December 21, 2020
As the Law Commission explains, a smart contract is a legally binding contract in which some or all of the contractual obligations are recorded in or performed automatically by a computer program deployed on a distributed ledger.
The Law Commission says that the growing use of smart contract technology is expected to increase efficiency and certainty in business, and reduce the need for contracting parties to have to trust each other; instead the trust resides in the code. However, there are questions about the circumstances in which a smart contract will be legally binding, how smart contracts are to be interpreted, how vitiating factors such as mistake can apply to smart contracts, and the remedies available where the smart contract does not perform as intended.

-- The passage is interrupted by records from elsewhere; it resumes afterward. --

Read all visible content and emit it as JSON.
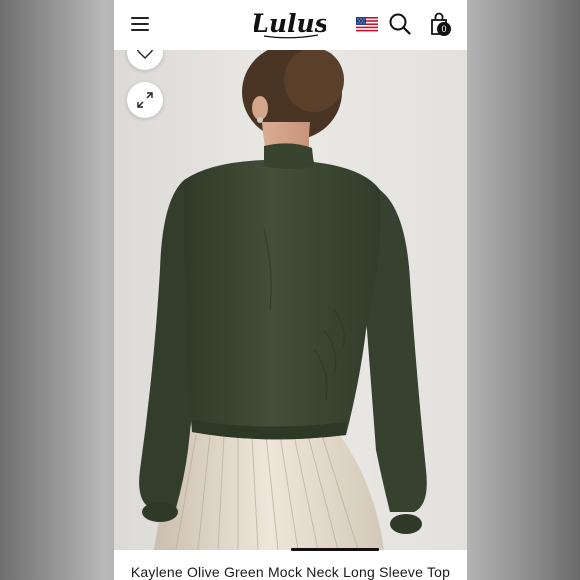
{
  "header": {
    "brand": "Lulus",
    "cart_count": "0"
  },
  "icons": {
    "menu": "hamburger-menu-icon",
    "flag": "us-flag-icon",
    "search": "search-icon",
    "cart": "shopping-bag-icon",
    "wishlist": "heart-icon",
    "expand": "expand-arrows-icon"
  },
  "product": {
    "title": "Kaylene Olive Green Mock Neck Long Sleeve Top"
  },
  "colors": {
    "top": "#3c4a33",
    "skirt": "#e6ddd0",
    "background": "#e2e0dd"
  }
}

The responses to the call for evidence will inform the Law Commission’s scoping study on smart contracts, which will provide an accessible account of the current law and set out how it will, or may, apply to smart contracts. The project is intended to inform public debate and seek a consensus about where reform may be needed to create an environment that encourages the use of this technology.
To inform the scoping study, the Law Commission is asking for evidence and views on a range of issues relating to smart contracts, including:
- the definition of smart contracts, how smart contracts are being or might be used, and the potential benefits and costs associated with the use of smart contracts;
- the formation of smart contracts, including the use of distributed ledger technology to conclude agreements, the intention of the parties to enter into legal relations, and the ability to satisfy statutory “in writing” and “signature” requirements;
- the interpretation of smart contracts, including how the coded terms of a smart contract are to be interpreted by the courts and the role of expert coders in the interpretation exercise;
- the remedies that might be awarded where a smart contract is vitiated (that is, rendered defective for example due to mistake, misrepresentation, duress or undue influence), the code is incorrectly recorded or the code does not perform as the parties expected;
- consumer protection issues that might arise when non-code-literate parties enter into smart contracts, and how existing consumer protections might apply in the smart contracts context; and
- jurisdiction issues, including the factors which may determine whether the UK courts have jurisdiction in relation to a smart contract which does not contain a jurisdiction clause.
The call for evidence is open until 31 March 2021. The Law Commission aims to publish a scoping study in late 2021. To read the Law Commission’s press release in full and for a link to the call for evidence, click here.